Wisconsin’s reasoning in the pamphlet constituted a misunderstanding of the intent of the passage, wrote Missouri’s Richard Koenig. Citing the Revised Standard Version translation of the passage,“Again I say to you, if two of you agree on earth about anything they ask, it will be done for them by my Father in heaven” (Matthew 18:20,). Koenig insisted that the verse spoke about “agreement on the petition which Christians intend to bring,” not their agreement on all questions of doctrine. Both “on the basis of a plain reading of the text” and in view of the “great commentators” on that verse, the verse “has nothing whatever to say on the subject of prerequisites for prayer fellowship.”
It is obvious that the Wisconsin Synod stand on prayer- fellowship differs from that of the Missouri Synod, as expressed in its synodical resolutions and in the parish practice of its pastors and lay people. We venture the opinion that it is at variance, too, with the practice of its pastors and lay people. In themselves, these considerations would be of little consequence, if the Wisconsin Synod position were supported by Scripture. It is most emphatically not supported by the Scripture cited in the recent Wisconsin Synod pamphlet on the subject.
Missouri also had a great concern for doctrinal purity, extending “even to calling the attention of our friends to an excess of zeal which leads them to go beyond the Scriptures in endeavoring to reach a common objective.” The Wisconsin Synod was succumbing to the very “theology of the fathers” Missouri sought to resist. The obligation rested on both synods “of letting Scripture talk to us, rather than of attempting to read our preconceived ideas into the Scriptures.”
In 1955, Missouri president John Behnken defended Missouri’s view that intersynodical meetings may be opened with prayer:
Are not these intersynodical meetings conducted for the purpose of reaching doctrinal unity?

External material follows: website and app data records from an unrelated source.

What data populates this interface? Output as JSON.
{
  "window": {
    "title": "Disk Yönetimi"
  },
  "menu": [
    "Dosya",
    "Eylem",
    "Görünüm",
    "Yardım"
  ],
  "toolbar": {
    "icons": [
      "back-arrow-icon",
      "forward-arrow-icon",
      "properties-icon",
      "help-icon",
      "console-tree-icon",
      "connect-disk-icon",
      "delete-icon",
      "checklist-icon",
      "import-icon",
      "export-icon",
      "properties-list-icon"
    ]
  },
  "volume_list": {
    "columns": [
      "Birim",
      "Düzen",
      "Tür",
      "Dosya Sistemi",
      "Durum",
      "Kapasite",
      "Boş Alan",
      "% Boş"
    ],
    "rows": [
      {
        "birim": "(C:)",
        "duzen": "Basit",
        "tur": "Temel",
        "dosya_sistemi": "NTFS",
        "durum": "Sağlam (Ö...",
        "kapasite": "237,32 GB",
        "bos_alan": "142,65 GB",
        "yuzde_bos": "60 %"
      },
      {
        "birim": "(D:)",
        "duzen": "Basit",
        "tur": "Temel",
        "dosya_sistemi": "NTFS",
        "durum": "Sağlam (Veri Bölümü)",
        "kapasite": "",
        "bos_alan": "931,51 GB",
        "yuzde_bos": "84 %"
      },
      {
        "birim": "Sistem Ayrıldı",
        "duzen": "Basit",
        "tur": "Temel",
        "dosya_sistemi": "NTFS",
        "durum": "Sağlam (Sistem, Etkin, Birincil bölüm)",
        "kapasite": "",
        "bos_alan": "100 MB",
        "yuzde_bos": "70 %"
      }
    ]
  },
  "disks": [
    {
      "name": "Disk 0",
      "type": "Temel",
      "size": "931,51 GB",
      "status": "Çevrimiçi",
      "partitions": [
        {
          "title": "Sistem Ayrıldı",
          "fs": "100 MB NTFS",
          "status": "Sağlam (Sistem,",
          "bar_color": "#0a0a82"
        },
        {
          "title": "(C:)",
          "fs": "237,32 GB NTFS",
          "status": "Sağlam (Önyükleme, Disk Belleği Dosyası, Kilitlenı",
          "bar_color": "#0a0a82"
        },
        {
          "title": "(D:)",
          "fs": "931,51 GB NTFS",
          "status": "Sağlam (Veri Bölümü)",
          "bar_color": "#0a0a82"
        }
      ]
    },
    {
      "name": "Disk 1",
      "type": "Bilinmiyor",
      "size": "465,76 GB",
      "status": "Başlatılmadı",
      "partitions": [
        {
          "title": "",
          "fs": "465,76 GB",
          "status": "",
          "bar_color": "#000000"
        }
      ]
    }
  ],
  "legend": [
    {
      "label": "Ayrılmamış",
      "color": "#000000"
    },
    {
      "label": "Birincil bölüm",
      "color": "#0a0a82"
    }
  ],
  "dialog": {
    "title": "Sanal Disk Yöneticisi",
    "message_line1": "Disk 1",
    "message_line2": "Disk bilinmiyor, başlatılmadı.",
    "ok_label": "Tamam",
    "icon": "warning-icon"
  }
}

Is this not a frank admission that doctrinal unity on the basis of God’s Word and our Lutheran Confessions is necessary before there can be church fellowship? Is this not a frank admission that we are not in church fellowship because our churches are not in doctrinal agreement? . . .
How may doctrinal differences be settled? How can doctrinal unity be achieved? It is not man’s accomplishment. It is not the result of human reasoning. It is not a matter of each yielding a little. . . . The removal of doctrinal differences and the establishment of true unity only the Holy Spirit can accomplish. He does this by means of God’s Word.
Everyone, I am sure, is agreed that we should pray for the gift of the Holy Spirit, yes, a rich measure of the Holy Spirit, that true unity be achieved. The question is whether this may be done jointly. Is that kind of joint prayer unionism? Is any truth of God’s Word violated or denied? Is any error condoned? Do the representatives of the church bodies declare that by such joint prayer they are now in church fellowship? . . .
It will be well for all members of our Synod, whether clergy- men or laymen, to consider what Synod’s resolutions say concerning joint prayer. Synod did not say that any and every type of meeting with Lutherans who are not in church fellowship with us may be opened with joint prayer.
End Chapter 4 Part 1